__TASK REQUIREMENTS__.
Reprint the entries without altering anything.

:: DATA FOR ANALYSIS ::

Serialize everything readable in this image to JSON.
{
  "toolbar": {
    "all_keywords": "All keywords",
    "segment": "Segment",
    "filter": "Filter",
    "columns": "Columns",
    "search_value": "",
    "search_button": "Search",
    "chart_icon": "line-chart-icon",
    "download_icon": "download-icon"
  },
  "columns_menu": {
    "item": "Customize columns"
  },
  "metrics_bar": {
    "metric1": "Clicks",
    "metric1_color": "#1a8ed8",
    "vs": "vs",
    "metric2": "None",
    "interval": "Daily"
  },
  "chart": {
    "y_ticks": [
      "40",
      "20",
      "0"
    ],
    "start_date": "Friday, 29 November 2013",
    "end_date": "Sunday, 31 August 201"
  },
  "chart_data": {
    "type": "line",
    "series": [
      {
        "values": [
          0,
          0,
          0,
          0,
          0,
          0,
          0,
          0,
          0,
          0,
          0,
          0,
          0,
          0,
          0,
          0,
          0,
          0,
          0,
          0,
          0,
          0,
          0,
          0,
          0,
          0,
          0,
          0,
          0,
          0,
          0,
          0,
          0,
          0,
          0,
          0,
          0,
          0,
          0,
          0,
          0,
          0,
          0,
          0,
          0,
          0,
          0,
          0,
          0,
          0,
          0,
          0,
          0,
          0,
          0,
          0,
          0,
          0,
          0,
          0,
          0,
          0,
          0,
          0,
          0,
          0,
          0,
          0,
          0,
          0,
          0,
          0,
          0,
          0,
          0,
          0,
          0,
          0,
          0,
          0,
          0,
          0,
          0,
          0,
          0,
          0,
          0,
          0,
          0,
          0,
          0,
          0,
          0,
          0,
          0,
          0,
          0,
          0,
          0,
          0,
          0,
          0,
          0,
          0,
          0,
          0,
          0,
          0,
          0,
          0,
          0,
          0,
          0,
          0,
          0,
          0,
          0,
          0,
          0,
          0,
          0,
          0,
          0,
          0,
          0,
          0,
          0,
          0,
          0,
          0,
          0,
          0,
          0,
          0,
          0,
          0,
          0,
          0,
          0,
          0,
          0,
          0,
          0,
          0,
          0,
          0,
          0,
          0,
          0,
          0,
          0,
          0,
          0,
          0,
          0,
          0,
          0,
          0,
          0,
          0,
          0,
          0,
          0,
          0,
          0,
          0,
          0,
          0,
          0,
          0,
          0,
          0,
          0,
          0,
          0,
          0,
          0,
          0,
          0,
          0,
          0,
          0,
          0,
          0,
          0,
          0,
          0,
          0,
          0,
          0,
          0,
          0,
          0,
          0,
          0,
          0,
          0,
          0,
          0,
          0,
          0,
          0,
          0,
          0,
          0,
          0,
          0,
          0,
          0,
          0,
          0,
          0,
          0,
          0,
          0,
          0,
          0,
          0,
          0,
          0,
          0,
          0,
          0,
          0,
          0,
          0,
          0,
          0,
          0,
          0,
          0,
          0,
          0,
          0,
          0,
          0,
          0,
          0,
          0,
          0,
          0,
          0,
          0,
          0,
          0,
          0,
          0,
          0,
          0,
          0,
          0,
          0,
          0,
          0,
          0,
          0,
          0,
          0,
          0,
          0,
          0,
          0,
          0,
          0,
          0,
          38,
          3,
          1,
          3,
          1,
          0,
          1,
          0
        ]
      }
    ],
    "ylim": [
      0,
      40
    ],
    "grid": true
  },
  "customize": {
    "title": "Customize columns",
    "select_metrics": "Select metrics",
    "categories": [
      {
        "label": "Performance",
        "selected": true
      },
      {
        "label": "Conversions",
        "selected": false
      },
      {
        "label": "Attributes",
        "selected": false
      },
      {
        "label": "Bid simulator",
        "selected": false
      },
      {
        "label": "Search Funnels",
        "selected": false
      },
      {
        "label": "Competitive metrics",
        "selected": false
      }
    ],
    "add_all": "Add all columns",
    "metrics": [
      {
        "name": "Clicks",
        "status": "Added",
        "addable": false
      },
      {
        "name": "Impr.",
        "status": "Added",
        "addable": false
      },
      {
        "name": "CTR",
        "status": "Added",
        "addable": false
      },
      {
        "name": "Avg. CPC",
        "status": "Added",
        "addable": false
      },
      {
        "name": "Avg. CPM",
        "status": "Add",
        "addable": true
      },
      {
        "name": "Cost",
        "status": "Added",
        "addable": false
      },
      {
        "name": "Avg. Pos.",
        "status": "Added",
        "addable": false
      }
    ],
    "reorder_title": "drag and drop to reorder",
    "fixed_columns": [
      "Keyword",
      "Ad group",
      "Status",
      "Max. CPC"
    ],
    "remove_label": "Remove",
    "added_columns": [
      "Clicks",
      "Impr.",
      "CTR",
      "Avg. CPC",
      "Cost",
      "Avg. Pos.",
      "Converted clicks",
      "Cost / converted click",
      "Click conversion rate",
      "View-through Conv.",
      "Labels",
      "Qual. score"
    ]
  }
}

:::

__WRITTEN RESPONSE__.
Serialize everything readable in this image to JSON.
{
  "toolbar": {
    "all_keywords": "All keywords",
    "segment": "Segment",
    "filter": "Filter",
    "columns": "Columns",
    "search_value": "",
    "search_button": "Search",
    "chart_icon": "line-chart-icon",
    "download_icon": "download-icon"
  },
  "columns_menu": {
    "item": "Customize columns"
  },
  "metrics_bar": {
    "metric1": "Clicks",
    "metric1_color": "#1a8ed8",
    "vs": "vs",
    "metric2": "None",
    "interval": "Daily"
  },
  "chart": {
    "y_ticks": [
      "40",
      "20",
      "0"
    ],
    "start_date": "Friday, 29 November 2013",
    "end_date": "Sunday, 31 August 201"
  },
  "chart_data": {
    "type": "line",
    "series": [
      {
        "values": [
          0,
          0,
          0,
          0,
          0,
          0,
          0,
          0,
          0,
          0,
          0,
          0,
          0,
          0,
          0,
          0,
          0,
          0,
          0,
          0,
          0,
          0,
          0,
          0,
          0,
          0,
          0,
          0,
          0,
          0,
          0,
          0,
          0,
          0,
          0,
          0,
          0,
          0,
          0,
          0,
          0,
          0,
          0,
          0,
          0,
          0,
          0,
          0,
          0,
          0,
          0,
          0,
          0,
          0,
          0,
          0,
          0,
          0,
          0,
          0,
          0,
          0,
          0,
          0,
          0,
          0,
          0,
          0,
          0,
          0,
          0,
          0,
          0,
          0,
          0,
          0,
          0,
          0,
          0,
          0,
          0,
          0,
          0,
          0,
          0,
          0,
          0,
          0,
          0,
          0,
          0,
          0,
          0,
          0,
          0,
          0,
          0,
          0,
          0,
          0,
          0,
          0,
          0,
          0,
          0,
          0,
          0,
          0,
          0,
          0,
          0,
          0,
          0,
          0,
          0,
          0,
          0,
          0,
          0,
          0,
          0,
          0,
          0,
          0,
          0,
          0,
          0,
          0,
          0,
          0,
          0,
          0,
          0,
          0,
          0,
          0,
          0,
          0,
          0,
          0,
          0,
          0,
          0,
          0,
          0,
          0,
          0,
          0,
          0,
          0,
          0,
          0,
          0,
          0,
          0,
          0,
          0,
          0,
          0,
          0,
          0,
          0,
          0,
          0,
          0,
          0,
          0,
          0,
          0,
          0,
          0,
          0,
          0,
          0,
          0,
          0,
          0,
          0,
          0,
          0,
          0,
          0,
          0,
          0,
          0,
          0,
          0,
          0,
          0,
          0,
          0,
          0,
          0,
          0,
          0,
          0,
          0,
          0,
          0,
          0,
          0,
          0,
          0,
          0,
          0,
          0,
          0,
          0,
          0,
          0,
          0,
          0,
          0,
          0,
          0,
          0,
          0,
          0,
          0,
          0,
          0,
          0,
          0,
          0,
          0,
          0,
          0,
          0,
          0,
          0,
          0,
          0,
          0,
          0,
          0,
          0,
          0,
          0,
          0,
          0,
          0,
          0,
          0,
          0,
          0,
          0,
          0,
          0,
          0,
          0,
          0,
          0,
          0,
          0,
          0,
          0,
          0,
          0,
          0,
          0,
          0,
          0,
          0,
          0,
          0,
          38,
          3,
          1,
          3,
          1,
          0,
          1,
          0
        ]
      }
    ],
    "ylim": [
      0,
      40
    ],
    "grid": true
  },
  "customize": {
    "title": "Customize columns",
    "select_metrics": "Select metrics",
    "categories": [
      {
        "label": "Performance",
        "selected": true
      },
      {
        "label": "Conversions",
        "selected": false
      },
      {
        "label": "Attributes",
        "selected": false
      },
      {
        "label": "Bid simulator",
        "selected": false
      },
      {
        "label": "Search Funnels",
        "selected": false
      },
      {
        "label": "Competitive metrics",
        "selected": false
      }
    ],
    "add_all": "Add all columns",
    "metrics": [
      {
        "name": "Clicks",
        "status": "Added",
        "addable": false
      },
      {
        "name": "Impr.",
        "status": "Added",
        "addable": false
      },
      {
        "name": "CTR",
        "status": "Added",
        "addable": false
      },
      {
        "name": "Avg. CPC",
        "status": "Added",
        "addable": false
      },
      {
        "name": "Avg. CPM",
        "status": "Add",
        "addable": true
      },
      {
        "name": "Cost",
        "status": "Added",
        "addable": false
      },
      {
        "name": "Avg. Pos.",
        "status": "Added",
        "addable": false
      }
    ],
    "reorder_title": "drag and drop to reorder",
    "fixed_columns": [
      "Keyword",
      "Ad group",
      "Status",
      "Max. CPC"
    ],
    "remove_label": "Remove",
    "added_columns": [
      "Clicks",
      "Impr.",
      "CTR",
      "Avg. CPC",
      "Cost",
      "Avg. Pos.",
      "Converted clicks",
      "Cost / converted click",
      "Click conversion rate",
      "View-through Conv.",
      "Labels",
      "Qual. score"
    ]
  }
}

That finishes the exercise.